INDIANAPOLIS (AP) — A dispute between Indiana and federal Medicaid officials
over the state’s new abortion law cutting off some public funding for
Planned Parenthood should be resolved by government administrators and not
the courts, Indiana Solicitor General Thomas Fisher told a federal judge
Fisher and Ken Falk of the American Civil Liberties Union, which represents
Planned Parenthood of Indiana in its request for a federal injunction
blocking the law, presented oral arguments on the injunction and the law
before U.S. District Judge Tanya Walton Pratt.
Pratt has said she will rule on the case by July 1, when some provisions in
the law take effect. She gave Fisher and Falk 10 days to file additional

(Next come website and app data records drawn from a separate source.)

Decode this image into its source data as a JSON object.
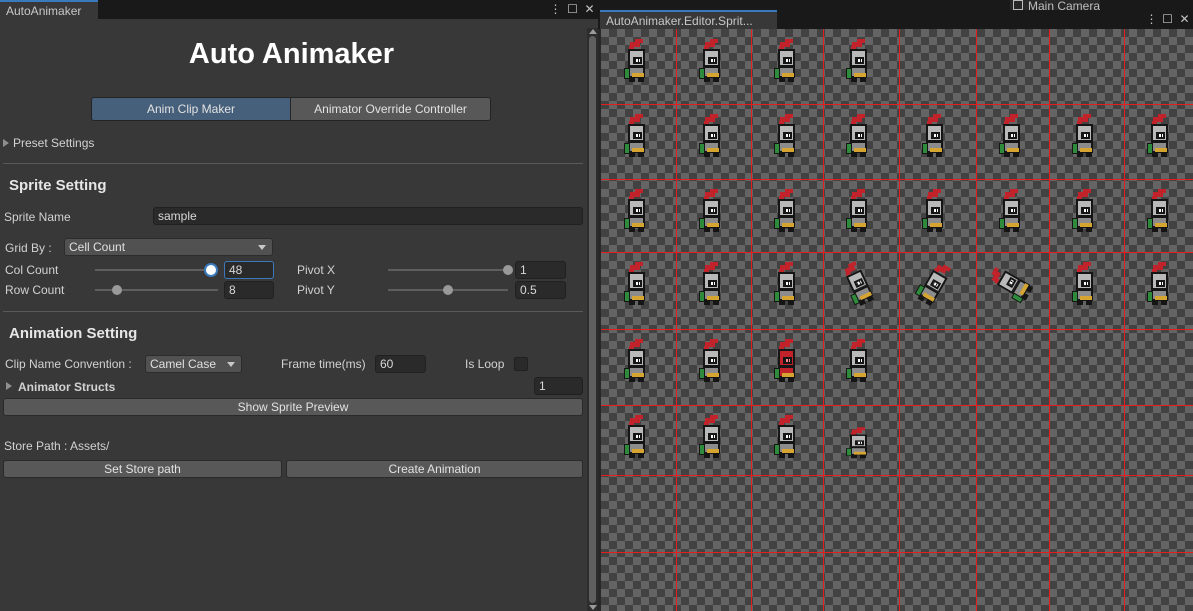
{
  "left_window": {
    "tab_label": "AutoAnimaker",
    "menu_glyph": "⋮",
    "maximize_glyph": "☐",
    "close_glyph": "✕",
    "title": "Auto Animaker",
    "tabs": [
      {
        "label": "Anim Clip Maker",
        "selected": true
      },
      {
        "label": "Animator Override Controller",
        "selected": false
      }
    ],
    "preset_settings_label": "Preset Settings",
    "sprite_setting": {
      "header": "Sprite Setting",
      "sprite_name_label": "Sprite Name",
      "sprite_name_value": "sample",
      "grid_by_label": "Grid By :",
      "grid_by_value": "Cell Count",
      "col_count_label": "Col Count",
      "col_count_value": "48",
      "col_count_slider_fraction": 0.94,
      "row_count_label": "Row Count",
      "row_count_value": "8",
      "row_count_slider_fraction": 0.18,
      "pivot_x_label": "Pivot X",
      "pivot_x_value": "1",
      "pivot_x_slider_fraction": 1.0,
      "pivot_y_label": "Pivot Y",
      "pivot_y_value": "0.5",
      "pivot_y_slider_fraction": 0.5
    },
    "animation_setting": {
      "header": "Animation Setting",
      "clip_name_convention_label": "Clip Name Convention :",
      "clip_name_convention_value": "Camel Case",
      "frame_time_label": "Frame time(ms)",
      "frame_time_value": "60",
      "is_loop_label": "Is Loop",
      "is_loop_checked": false,
      "animator_structs_label": "Animator Structs",
      "animator_structs_count": "1",
      "show_sprite_preview_label": "Show Sprite Preview"
    },
    "store_path_label": "Store Path : Assets/",
    "set_store_path_label": "Set Store path",
    "create_animation_label": "Create Animation"
  },
  "right_window": {
    "tab_label": "AutoAnimaker.Editor.Sprit...",
    "background_tab_label": "Main Camera",
    "menu_glyph": "⋮",
    "maximize_glyph": "☐",
    "close_glyph": "✕",
    "sprite_rows": [
      {
        "frames": [
          "idle",
          "idle",
          "idle",
          "idle"
        ]
      },
      {
        "frames": [
          "run",
          "run",
          "run",
          "run",
          "run",
          "run",
          "run",
          "run"
        ]
      },
      {
        "frames": [
          "walk",
          "walk",
          "walk",
          "walk",
          "walk",
          "walk",
          "walk",
          "walk"
        ]
      },
      {
        "frames": [
          "attack",
          "attack",
          "attack",
          "fall",
          "fall",
          "fall",
          "attack",
          "attack"
        ]
      },
      {
        "frames": [
          "idle",
          "idle",
          "hit",
          "idle"
        ]
      },
      {
        "frames": [
          "idle",
          "idle",
          "idle",
          "crouch"
        ]
      }
    ],
    "colors": {
      "grid_line": "#e41e1e",
      "plume": "#c2232b",
      "cape": "#2e8b3c",
      "gold": "#d6a431",
      "accent": "#3a79bb"
    }
  }
}
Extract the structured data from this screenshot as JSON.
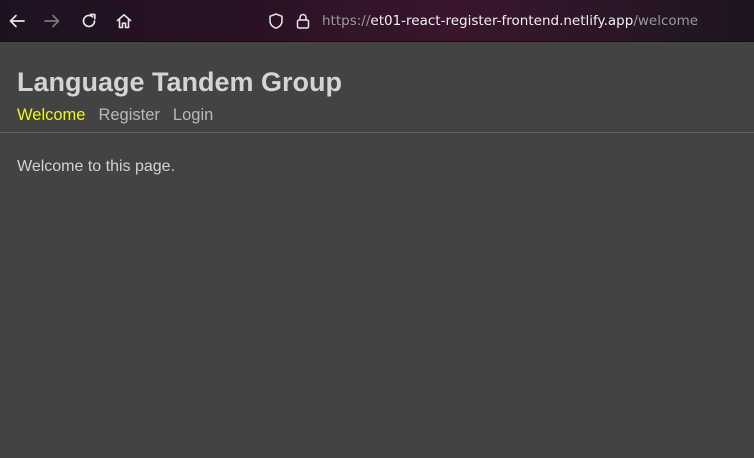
{
  "browser": {
    "url_scheme": "https://",
    "url_host": "et01-react-register-frontend.netlify.app",
    "url_path": "/welcome",
    "icons": [
      "back-arrow-icon",
      "forward-arrow-icon",
      "reload-icon",
      "home-icon",
      "shield-icon",
      "lock-icon"
    ]
  },
  "site": {
    "title": "Language Tandem Group",
    "nav": [
      {
        "label": "Welcome",
        "active": true
      },
      {
        "label": "Register",
        "active": false
      },
      {
        "label": "Login",
        "active": false
      }
    ]
  },
  "main": {
    "text": "Welcome to this page."
  },
  "colors": {
    "page_background": "#434343",
    "active_nav": "#f2f21c",
    "nav": "#b8b8b8",
    "title": "#d4d4d4"
  }
}
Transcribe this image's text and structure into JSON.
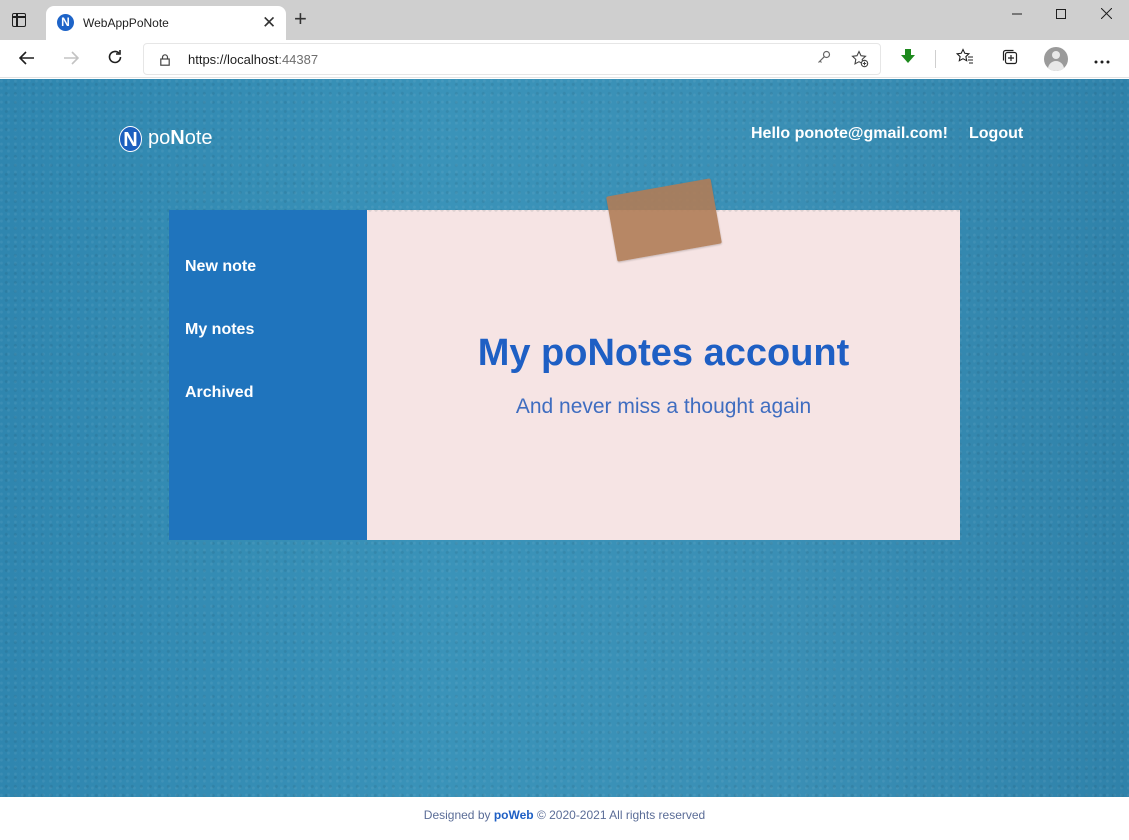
{
  "browser": {
    "tab_title": "WebAppPoNote",
    "tab_favicon_letter": "N",
    "close_tab_glyph": "✕",
    "new_tab_glyph": "+",
    "url_host": "https://localhost",
    "url_port": ":44387",
    "icons": [
      "tab-actions-icon",
      "back-icon",
      "forward-icon",
      "refresh-icon",
      "lock-icon",
      "key-icon",
      "add-favorite-icon",
      "download-icon",
      "favorites-icon",
      "collections-icon",
      "profile-icon",
      "more-icon",
      "minimize-icon",
      "maximize-icon",
      "close-window-icon"
    ]
  },
  "header": {
    "brand_mark": "N",
    "brand_prefix": "po",
    "brand_bold": "N",
    "brand_suffix": "ote",
    "greeting": "Hello ponote@gmail.com!",
    "logout_label": "Logout"
  },
  "sidebar": {
    "items": [
      {
        "label": "New note"
      },
      {
        "label": "My notes"
      },
      {
        "label": "Archived"
      }
    ]
  },
  "card": {
    "title": "My poNotes account",
    "subtitle": "And never miss a thought again"
  },
  "footer": {
    "prefix": "Designed by ",
    "brand": "poWeb",
    "suffix": " © 2020-2021 All rights reserved"
  },
  "colors": {
    "accent": "#1e5fc4",
    "sidebar": "#1f74bd",
    "background": "#3b91b6",
    "card": "#f6e4e4",
    "download": "#1e8a1e"
  }
}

“Time is of the essence,” Pratt said, noting that Planned Parenthood has
said June 20 is the day it expects to run out of funding to provide general
health services such as breast exams and Pap tests to 9,300 patients on
Medicaid, the state-federal health insurance program for the needy.
Once the money runs out, and if Pratt denies the injunction, Planned
Parenthood will have to close seven of its 28 health centers that served
nearly 21,000 patients of all types last year and lay off 24 employees,
Betty Cockrum, president of Planned Parenthood of Indiana, said in an
affidavit filed Friday.
She said donations totaling $96,000 that her group has received to keep
serving Medicaid patients since the law gained national attention already
were slowing down.
The law signed by Gov. Mitch Daniels on May 10 would cut off about $1.4
million in Medicaid funds to Planned Parenthood, but Falk and Fisher agreed
that as much as $5.3 billion in Medicaid funds to the state could be at risk
since Medicaid Administrator Donald Berwick rejected changes in Indiana’s
state Medicaid plan brought on by the law. Berwick told Indiana Medicaid
Director Pat Casanova last week that federal law says beneficiaries can
obtain services from any qualified provider.
Fisher told Pratt the amount of money at stake in the state-federal dispute
isn’t resolved because Indiana has 60 days to appeal Berwick’s decision, and
the two sides will try to work out a resolution. He referred to the $5.3
billion as a “nuclear option” but conceded under questioning by Pratt that
it could happen.
“Does that make you nervous?” she asked Fisher.
“Of course it does,” Fisher replied. He said later in an interview that
Berwick’s rejection of the Indiana Medicaid changes could end up before a
federal court months from now under a prescribed appeals process.
Planned Parenthood must show it’s likely to eventually prevail in its
lawsuit against the state before Pratt will grant an injunction, and Falk
said Berwick’s decision does exactly that.
Falk said the law made Indiana the first state to deny Medicaid funds to
Planned Parenthood for general health services. He said a federal Medicaid
bulletin issued the same day as Berwick’s letter to Casanova effectively
prevents other states from passing similar laws. The bulletin said Medicaid
programs may not exclude qualified health care providers merely because they
also provide abortions.
The state argues that federal law forbids Medicaid to cover abortions in
most circumstances and that the program indirectly funds the procedures
because Planned Parenthood’s financial statements show it commingles
Medicaid funds with other revenues. Medicaid funds might end up paying the
electricity bill for rooms where abortions are performed, Fisher said. “We
don’t want state funds incidentally used to support abortions,” he said.
Fisher told Pratt she should reject Planned Parenthood’s request for an
injunction because the lawsuit is not the “proper forum” for resolving the
state-federal dispute over Indiana’s new law.
If Indiana doesn’t succeed with its administrative appeal of Berwick’s
decision, it can petition a federal appeals court to resolve the dispute, a
process that would prolong the disagreement even longer, he said later in an
“We have nothing that’s final,” Fisher told the judge.
Fisher and Falk also presented oral arguments over a provision of the new
law taking effect July 1 that requires doctors providing abortions to inform
their patients a fetus can feel pain at 20 weeks of gestation or sooner.
Falk said Planned Parenthood provides abortion only during the first 13
weeks and science shows fetuses do not feel pain during that period.
Fisher argued the information is relevant to the development of the fetus.